Summer Term @Ross Marine Science students have been busy researching the East End’s coastal ecosystems and marine life with instructor Dr. Jack Szczepanski. During the first week, Jack introduced them to the inhabitants in the lab at Ross, including cuttlefish and red-eared slider turtles (rescues from local waters), and discussed the wild sea life found in Long Island’s oceans and bays.
Jack, who brings extensive experience leading oceanography and ecological studies, says the class is heavily focused on getting “hands on” with marine science, both in the lab and in the field. For example, students dissected a dogfish last week to get a closer look at a shark’s anatomy.
They also keep informed about current happenings in the waters, near and far. The students recently watched Jaws as well as news footage of a great white shark attack on pro surfer Mick Fanning, and then discussed shark behavior and being safe in the water.
Jack is also introducing the class to topics of especially local interest, including efforts to restore Long Island’s bays and fisheries. He is currently working with Stony Brook University scientists on the Shinnecock Bay Restoration Project, and recently helped plant eelgrass and start up an oyster bay.

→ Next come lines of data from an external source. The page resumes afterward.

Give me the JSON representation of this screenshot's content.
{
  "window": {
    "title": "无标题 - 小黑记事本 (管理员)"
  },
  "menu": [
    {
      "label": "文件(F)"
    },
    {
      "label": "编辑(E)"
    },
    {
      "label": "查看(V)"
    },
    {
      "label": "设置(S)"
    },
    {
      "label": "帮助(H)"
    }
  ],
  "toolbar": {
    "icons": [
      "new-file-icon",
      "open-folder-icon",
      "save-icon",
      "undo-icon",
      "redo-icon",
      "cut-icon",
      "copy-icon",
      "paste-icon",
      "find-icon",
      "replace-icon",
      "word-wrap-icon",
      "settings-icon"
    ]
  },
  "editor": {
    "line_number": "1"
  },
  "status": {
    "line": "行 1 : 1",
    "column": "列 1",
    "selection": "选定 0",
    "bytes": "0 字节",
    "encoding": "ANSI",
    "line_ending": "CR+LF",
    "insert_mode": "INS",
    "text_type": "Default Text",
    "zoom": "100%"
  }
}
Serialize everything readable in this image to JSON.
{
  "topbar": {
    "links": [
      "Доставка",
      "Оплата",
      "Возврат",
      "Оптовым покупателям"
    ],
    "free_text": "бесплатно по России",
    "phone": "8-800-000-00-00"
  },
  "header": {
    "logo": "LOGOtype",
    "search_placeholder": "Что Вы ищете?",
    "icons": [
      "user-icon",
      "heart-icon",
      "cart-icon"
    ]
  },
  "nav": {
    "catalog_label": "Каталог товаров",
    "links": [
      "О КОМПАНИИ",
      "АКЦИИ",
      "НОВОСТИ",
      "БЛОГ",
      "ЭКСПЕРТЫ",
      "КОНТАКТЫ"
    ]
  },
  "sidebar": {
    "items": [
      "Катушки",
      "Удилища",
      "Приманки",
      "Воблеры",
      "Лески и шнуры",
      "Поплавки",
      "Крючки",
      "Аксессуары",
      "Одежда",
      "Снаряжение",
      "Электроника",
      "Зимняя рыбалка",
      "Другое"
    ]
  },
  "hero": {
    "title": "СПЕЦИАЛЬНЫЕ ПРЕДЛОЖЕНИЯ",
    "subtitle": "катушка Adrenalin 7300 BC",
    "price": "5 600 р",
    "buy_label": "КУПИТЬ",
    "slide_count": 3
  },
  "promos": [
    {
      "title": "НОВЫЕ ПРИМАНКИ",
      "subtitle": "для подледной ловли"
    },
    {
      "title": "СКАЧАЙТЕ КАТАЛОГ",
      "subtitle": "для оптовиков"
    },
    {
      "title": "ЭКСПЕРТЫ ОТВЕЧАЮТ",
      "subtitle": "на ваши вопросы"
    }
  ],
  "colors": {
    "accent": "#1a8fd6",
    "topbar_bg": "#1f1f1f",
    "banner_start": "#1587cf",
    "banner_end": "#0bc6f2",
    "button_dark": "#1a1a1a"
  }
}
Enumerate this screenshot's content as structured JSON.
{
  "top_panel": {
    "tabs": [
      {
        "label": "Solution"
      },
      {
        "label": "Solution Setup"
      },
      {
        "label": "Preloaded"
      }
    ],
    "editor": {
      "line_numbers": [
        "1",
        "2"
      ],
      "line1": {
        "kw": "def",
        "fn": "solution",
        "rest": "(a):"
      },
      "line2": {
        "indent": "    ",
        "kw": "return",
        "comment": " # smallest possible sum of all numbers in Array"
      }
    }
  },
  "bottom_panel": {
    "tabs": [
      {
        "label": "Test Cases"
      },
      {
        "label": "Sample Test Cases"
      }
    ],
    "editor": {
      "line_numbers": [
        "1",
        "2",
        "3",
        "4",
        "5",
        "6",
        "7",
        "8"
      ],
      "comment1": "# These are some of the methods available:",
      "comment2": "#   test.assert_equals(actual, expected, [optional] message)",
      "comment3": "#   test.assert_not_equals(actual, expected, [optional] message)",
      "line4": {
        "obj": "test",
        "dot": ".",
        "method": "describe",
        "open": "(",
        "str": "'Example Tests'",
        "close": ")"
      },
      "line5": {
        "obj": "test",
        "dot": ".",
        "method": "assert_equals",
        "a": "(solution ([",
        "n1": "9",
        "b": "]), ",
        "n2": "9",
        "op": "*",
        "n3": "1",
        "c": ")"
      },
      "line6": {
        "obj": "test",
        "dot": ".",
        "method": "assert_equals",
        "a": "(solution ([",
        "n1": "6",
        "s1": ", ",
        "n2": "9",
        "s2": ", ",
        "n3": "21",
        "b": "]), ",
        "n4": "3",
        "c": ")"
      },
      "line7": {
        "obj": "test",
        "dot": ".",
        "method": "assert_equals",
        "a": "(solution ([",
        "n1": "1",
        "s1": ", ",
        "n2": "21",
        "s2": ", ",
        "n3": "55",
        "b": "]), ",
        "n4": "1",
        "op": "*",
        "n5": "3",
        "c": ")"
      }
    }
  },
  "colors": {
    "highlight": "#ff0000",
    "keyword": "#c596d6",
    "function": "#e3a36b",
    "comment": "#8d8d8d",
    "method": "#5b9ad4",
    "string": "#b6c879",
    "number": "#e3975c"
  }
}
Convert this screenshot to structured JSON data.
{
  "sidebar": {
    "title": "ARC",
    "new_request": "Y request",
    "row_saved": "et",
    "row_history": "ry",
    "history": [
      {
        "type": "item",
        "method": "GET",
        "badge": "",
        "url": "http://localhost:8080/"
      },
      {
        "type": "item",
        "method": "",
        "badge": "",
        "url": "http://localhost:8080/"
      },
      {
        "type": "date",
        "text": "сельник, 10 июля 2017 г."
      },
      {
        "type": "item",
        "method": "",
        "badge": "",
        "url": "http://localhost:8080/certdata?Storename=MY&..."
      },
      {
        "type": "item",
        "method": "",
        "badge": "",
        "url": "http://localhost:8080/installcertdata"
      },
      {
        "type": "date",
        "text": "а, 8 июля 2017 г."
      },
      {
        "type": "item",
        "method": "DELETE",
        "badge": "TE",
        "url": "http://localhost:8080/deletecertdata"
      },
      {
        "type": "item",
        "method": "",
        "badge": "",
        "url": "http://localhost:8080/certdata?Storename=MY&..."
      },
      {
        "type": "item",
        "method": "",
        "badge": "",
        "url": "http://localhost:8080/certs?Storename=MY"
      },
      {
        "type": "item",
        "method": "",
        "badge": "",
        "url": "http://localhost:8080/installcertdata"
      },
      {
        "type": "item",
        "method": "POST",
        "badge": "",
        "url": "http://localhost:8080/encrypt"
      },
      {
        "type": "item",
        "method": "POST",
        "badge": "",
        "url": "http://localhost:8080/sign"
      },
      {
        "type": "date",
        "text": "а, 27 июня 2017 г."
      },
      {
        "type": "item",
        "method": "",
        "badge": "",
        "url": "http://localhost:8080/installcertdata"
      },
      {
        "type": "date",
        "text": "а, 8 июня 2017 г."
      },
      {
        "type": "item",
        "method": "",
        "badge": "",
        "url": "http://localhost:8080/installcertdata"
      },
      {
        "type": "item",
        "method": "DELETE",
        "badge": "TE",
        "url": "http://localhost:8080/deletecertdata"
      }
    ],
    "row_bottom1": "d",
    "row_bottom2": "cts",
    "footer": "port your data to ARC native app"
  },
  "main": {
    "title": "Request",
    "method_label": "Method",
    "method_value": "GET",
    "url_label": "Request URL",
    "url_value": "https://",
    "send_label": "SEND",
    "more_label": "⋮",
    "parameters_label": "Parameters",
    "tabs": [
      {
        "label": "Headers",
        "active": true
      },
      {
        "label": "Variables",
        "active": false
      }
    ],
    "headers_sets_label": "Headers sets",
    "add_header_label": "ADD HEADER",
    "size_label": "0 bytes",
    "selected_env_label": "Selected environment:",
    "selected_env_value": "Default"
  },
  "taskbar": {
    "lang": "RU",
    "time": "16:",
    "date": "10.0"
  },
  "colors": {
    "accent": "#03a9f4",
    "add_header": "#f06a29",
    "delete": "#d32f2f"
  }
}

Out in the field, the class has explored Fresh Pond in the nearby town of Amagansett, and gone “behind the scenes” at the Long Island Aquarium with the aquarium’s cofounder, Joe Yaiullo. “It was great to have this kind of access to see the many different species of marine life, as well as how the experts care for and cultivate the habitats,” Jack said.
The trips are an opportunity for the class to observe diverse marine environments and communities and learn how weather can impact them. “After our recent rains, we may see different life-forms when we return to Fresh Pond,” Jack said.
The students are also relating the experiences to their own lives. One student realized that he had been swimming with cuttlefish on a vacation in Croatia. Others are talking with Jack about how to start their own marine tanks at home.
Next up, the class will tag along with the surfers at Sagg Main ocean beach to spot stingrays. They’ll also visit Clam Island, where they are likely to see the huge ospreys (fish-eating raptors) that often nest in nearby sanctuaries; and the East Hampton Town Shellfish Hatchery.